When Jackie was two years old Harry Smith took him for a drive to Ninette, just six miles east of us. When he was going down the hill into the town he lost control of the car and crashed into the guard rail. Jackie was thrown forward against the windshield - no seat belts in those days - and his cheek was cut very badly. He still has the scar. Poor Harry was devastated and almost gave up driving.
That same winter I started developing tummy aches after every meal and Mom was sure it was just to get out of doing the dishes. Then I became really ill and had to stay home from school. There was no doctor in Dunrea and it cost $17 to call one from Wawanesa, so doctors were not called unless it was a real emergency. It just happened that a lady in Dunrea gave birth to twins that December, and as soon as Mom knew that there was a doctor in town she called him to see me. It was around midnight when he came, diagnosed appendicitis, and rushed me to Brandon where I was operated on at three o'clock in the morning. I missed the Christmas concert at school but all the kids wrote to me (orders from the teacher no doubt) and told me about the concert and the beautiful Eaton Beauty doll I had won. Harold wrote to tell me that Mr. Smith had built a radio, but I didn't know what that was so I couldn't get too excited. I got home just in time for Christmas and heard my first radio. Harold and I sat close together and shared the earphones - Chicago played cowboy music and we thought we were in heaven. Sometimes we would put the earphones in a glass bowl for an amplifier and we would all sit around the table with our ears glued to catch the faintest sound. It was great.

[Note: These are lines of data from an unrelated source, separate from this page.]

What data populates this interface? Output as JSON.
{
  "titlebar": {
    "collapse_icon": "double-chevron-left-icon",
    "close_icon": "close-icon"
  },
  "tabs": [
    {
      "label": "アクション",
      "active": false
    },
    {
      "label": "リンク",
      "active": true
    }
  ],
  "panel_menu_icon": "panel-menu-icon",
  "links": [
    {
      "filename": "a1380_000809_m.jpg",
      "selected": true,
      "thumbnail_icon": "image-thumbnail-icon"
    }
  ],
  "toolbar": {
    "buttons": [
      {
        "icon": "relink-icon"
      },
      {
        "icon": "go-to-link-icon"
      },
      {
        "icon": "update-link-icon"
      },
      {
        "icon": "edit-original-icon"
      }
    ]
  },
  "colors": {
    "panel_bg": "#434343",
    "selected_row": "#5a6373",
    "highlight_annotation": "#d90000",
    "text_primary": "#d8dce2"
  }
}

The one big event that happened the first year we were in Dunrea was when "The Strangler", who had murdered a woman and a 14 year old girl in Winnipeg, was reported to be in the Killarney area, just 18 miles from our town. Naturally all the mothers were concerned and no girl was allowed to go out of doors after dark. It was a tremendously exciting time for us as we made that two block walk to school, glancing over our shoulders as though we were expecting the Strangler to pop up out of the ground at any moment. It was almost an anti-climax when he was arrested that fall, tried and executed in January 1928.
Another major event was when Arthur Thwaites got a bicycle - the first one in town! We all shared in the glory, though Harold was one of the chosen few who was allowed to put his hand on the bike and run alongside it, while we lesser mortals had to be satisfied with running along behind. Fortunately the novelty wore off before we were run ragged.
The years went by quickly, punctuated by the highlights of the Christmas concert in the winter and Brandon Fair in June. I was grown up before I realized that the fair was primarily to show animals. We thought it was just to have rides and we all had our tickets given out at school. For one dollar we had admission to the grounds and 20 rides on Children's Day. Then of course there was an extra nickel or two for such luxuries as candy floss or a game of chance, and we all met at the car at noon for the picnic lunch Mom had packed. One summer on our way home it began to rain and Mr. Smith stopped the car to put up the side curtains. We were all snug inside until the rain began to drip through the roof on to Mom's beautiful hat, which was covered with rosy red velvet flowers. We were all so proud of Mom in that hat but the dye ran down her face and clothing and the hat was ruined. Life is full of little tragedies.
I had my first date when I was fourteen. The young brother of friends of ours was visiting with them and it was arranged that we should go together to a card party in the local hall. He called for me and gallantly knelt on the floor to fasten my galoshes (overshoes today). I was suddenly very self-conscious about the lumps made by my long underwear under my cotton stockings and I felt that I would rather die of pneumonia than endure such humiliation again. I needn't have worried - that was my one and only date in Dunrea!